Done badly, meta-analysis can be a neat and scientific-sounding way of aggregating junk to create new and more convincing junk
[Note: backgrounder What is meta-analysis]
The Lancet Respiratory Medicine has been duped into publishing a ‘meta-analysis’ of e-cigarette studies authored by Professor Stanton Glantz and colleague [see Kalkhoran S, Glantz SA. E-cigarettes and smoking cessation in real-world and clinical settings: a systematic review and meta-analysis. Lancet Respir Med].
The expert reaction has been swift and devastating: “not scientific”, “grossly misleading”, “a major failure of the peer review system” are amongst the comments from Professor Robert West, Professor Ann McNeill, Professor Peter Hajek, Linda Bauld of Cancer Research UK and Roseanna O’Connor of Public Health England.
We knew this was coming because an earlier version of this thoroughly flawed exercise is available on Professor Glantz’s blog: Meta-analysis of all available population studies continues to show smokers who use e-cigs less likely to quit smoking.
I could go on at length about this exercise… but fortunately, I don’t have to. The U.S. anti-smoking agency, Truth Initiative has already provided an extensive and credible critique of this meta-analysis and underlying studies in a submission to the FDA (please note it was known as Legacy at the time of the submission). Here is its acerbic dismissal of Professor Glantz’s meta-analysis (which is ref 73):
While the majority of the studies we reviewed are marred by poor measurement of exposures and unmeasured confounders, many of them have been included in a meta-analysis that claims to show that smokers who use e-cigarettes are less likely to quit smoking compared to those who do not.73 This meta- analysis simply lumps together the errors of inference from these correlations.

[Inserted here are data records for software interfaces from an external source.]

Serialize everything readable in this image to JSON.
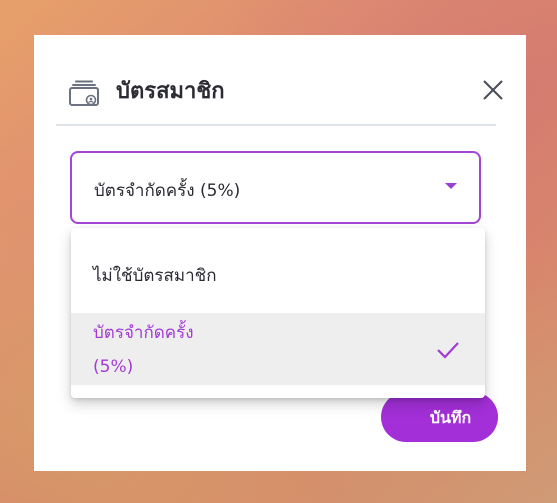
{
  "modal": {
    "title": "บัตรสมาชิก",
    "title_icon": "membership-card-icon",
    "close_icon": "close-icon"
  },
  "select": {
    "value": "บัตรจำกัดครั้ง (5%)",
    "caret_icon": "caret-down-icon"
  },
  "dropdown": {
    "options": [
      {
        "label": "ไม่ใช้บัตรสมาชิก",
        "selected": false
      },
      {
        "label_line1": "บัตรจำกัดครั้ง",
        "label_line2": "(5%)",
        "selected": true,
        "icon": "check-icon"
      }
    ]
  },
  "footer": {
    "save_label": "บันทึก"
  },
  "colors": {
    "accent": "#a22fd7",
    "selected_text": "#a33bd4",
    "selected_bg": "#eeeeee",
    "divider": "#dfe3ea"
  }
}
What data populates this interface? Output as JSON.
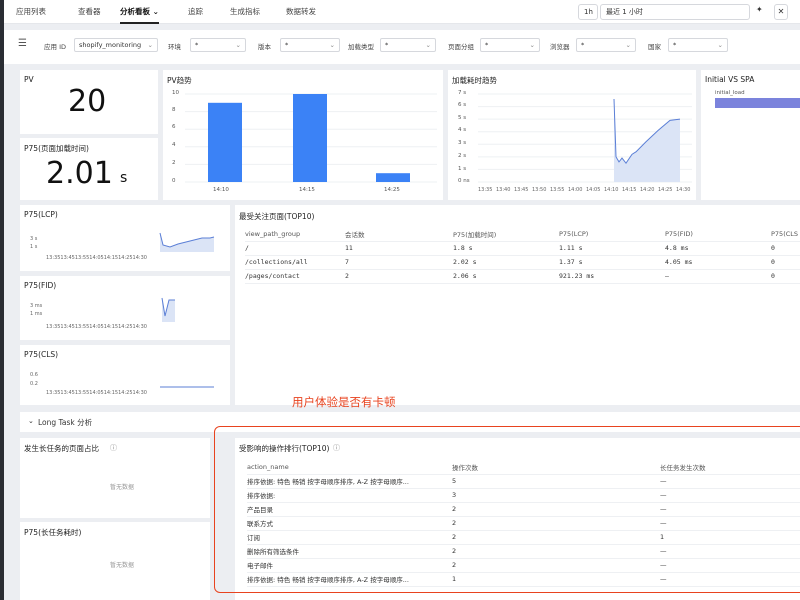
{
  "nav": {
    "tabs": [
      "应用列表",
      "查看器",
      "分析看板",
      "追踪",
      "生成指标",
      "数据转发"
    ],
    "active": "分析看板",
    "time_short": "1h",
    "time_range": "最近 1 小时"
  },
  "filters": [
    {
      "label": "应用 ID",
      "value": "shopify_monitoring"
    },
    {
      "label": "环境",
      "value": "*"
    },
    {
      "label": "版本",
      "value": "*"
    },
    {
      "label": "加载类型",
      "value": "*"
    },
    {
      "label": "页面分组",
      "value": "*"
    },
    {
      "label": "浏览器",
      "value": "*"
    },
    {
      "label": "国家",
      "value": "*"
    }
  ],
  "pv": {
    "title": "PV",
    "value": "20"
  },
  "p75_load": {
    "title": "P75(页面加载时间)",
    "value": "2.01",
    "unit": "s"
  },
  "pv_trend": {
    "title": "PV趋势",
    "chart_data": {
      "type": "bar",
      "categories": [
        "14:10",
        "14:15",
        "14:25"
      ],
      "values": [
        9,
        10,
        1
      ],
      "y_ticks": [
        "10",
        "8",
        "6",
        "4",
        "2",
        "0"
      ],
      "ylim": [
        0,
        10
      ],
      "grid": true
    }
  },
  "load_trend": {
    "title": "加载耗时趋势",
    "chart_data": {
      "type": "area",
      "x": [
        "13:35",
        "13:40",
        "13:45",
        "13:50",
        "13:55",
        "14:00",
        "14:05",
        "14:10",
        "14:15",
        "14:20",
        "14:25",
        "14:30"
      ],
      "y_ticks": [
        "7 s",
        "6 s",
        "5 s",
        "4 s",
        "3 s",
        "2 s",
        "1 s",
        "0 ns"
      ],
      "ylim": [
        0,
        7
      ],
      "grid": true
    }
  },
  "initial_spa": {
    "title": "Initial VS SPA",
    "legend": "initial_load"
  },
  "lcp": {
    "title": "P75(LCP)",
    "y_ticks": [
      "3 s",
      "1 s"
    ]
  },
  "fid": {
    "title": "P75(FID)",
    "y_ticks": [
      "3 ms",
      "1 ms"
    ]
  },
  "cls": {
    "title": "P75(CLS)",
    "y_ticks": [
      "0.6",
      "0.2"
    ]
  },
  "mini_x_ticks": [
    "13:35",
    "13:45",
    "13:55",
    "14:05",
    "14:15",
    "14:25",
    "14:30"
  ],
  "top_pages": {
    "title": "最受关注页面(TOP10)",
    "headers": [
      "view_path_group",
      "会话数",
      "P75(加载时间)",
      "P75(LCP)",
      "P75(FID)",
      "P75(CLS"
    ],
    "rows": [
      [
        "/",
        "11",
        "1.8 s",
        "1.11 s",
        "4.8 ms",
        "0"
      ],
      [
        "/collections/all",
        "7",
        "2.02 s",
        "1.37 s",
        "4.05 ms",
        "0"
      ],
      [
        "/pages/contact",
        "2",
        "2.06 s",
        "921.23 ms",
        "—",
        "0"
      ]
    ]
  },
  "longtask": {
    "toggle": "Long Task 分析"
  },
  "annotation": "用户体验是否有卡顿",
  "lt_ratio": {
    "title": "发生长任务的页面占比",
    "empty": "暂无数据"
  },
  "lt_p75": {
    "title": "P75(长任务耗时)",
    "empty": "暂无数据"
  },
  "actions": {
    "title": "受影响的操作排行(TOP10)",
    "headers": [
      "action_name",
      "操作次数",
      "长任务发生次数"
    ],
    "rows": [
      [
        "排序依据: 特色 畅销 按字母顺序排序, A-Z 按字母顺序...",
        "5",
        "—"
      ],
      [
        "排序依据:",
        "3",
        "—"
      ],
      [
        "产品目录",
        "2",
        "—"
      ],
      [
        "联系方式",
        "2",
        "—"
      ],
      [
        "订阅",
        "2",
        "1"
      ],
      [
        "删除所有筛选条件",
        "2",
        "—"
      ],
      [
        "电子邮件",
        "2",
        "—"
      ],
      [
        "排序依据: 特色 畅销 按字母顺序排序, A-Z 按字母顺序...",
        "1",
        "—"
      ]
    ]
  },
  "colors": {
    "accent": "#3b82f6",
    "area": "#dbe4f6",
    "line": "#5b7fd6",
    "annotation": "#e8431f"
  }
}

As described in detail above, quantitatively synthesizing heterogeneous studies is scientifically inappropriate and the findings of such meta-analyses are therefore invalid. (emphasis added)
Dismissing this and much else, the experts at Truth concluded:
Findings from the studies with the strongest methodologies suggest that e-cigarettes are effective in helping adult smokers to quit or to reduce their cigarette consumption and that rates of smoking cessation with e-cigarettes are similar to rates of cessation with nicotine replacement therapy.
This is consistent with the Cochrane Review of e-cigarette studies, which
…finds emerging evidence that smokers who use electronic cigarettes can stop or reduce their smoking.
The Cochrane Review gave a cautiously positive assessment of e-cigarettes but stressed the weakness of the evidence base. In short, there are few RCTs because there is little incentive for any manufacturer to conduct RCTs – and the value of RCTs is limited in such an uncontrolled real-world behavioural eco-system as vaping. The solution to that is not to take on lots of studies that are completely unsuitable for addressing this question and then aggregate them, it is to draw on different strands of evidence to build up a picture.
We’ll hear more from Truth later in this post. As well as the insights from this preview of Professor Glantz’s analysis, we also know this work must be very poor indeed because it was initially pitched to at least one US journal, which normally publishes anything hostile to e-cigarettes, and it was even rejected by them.
Why might a journal reject this ‘meta-analysis’? Let’s go in deeper… >> read the full post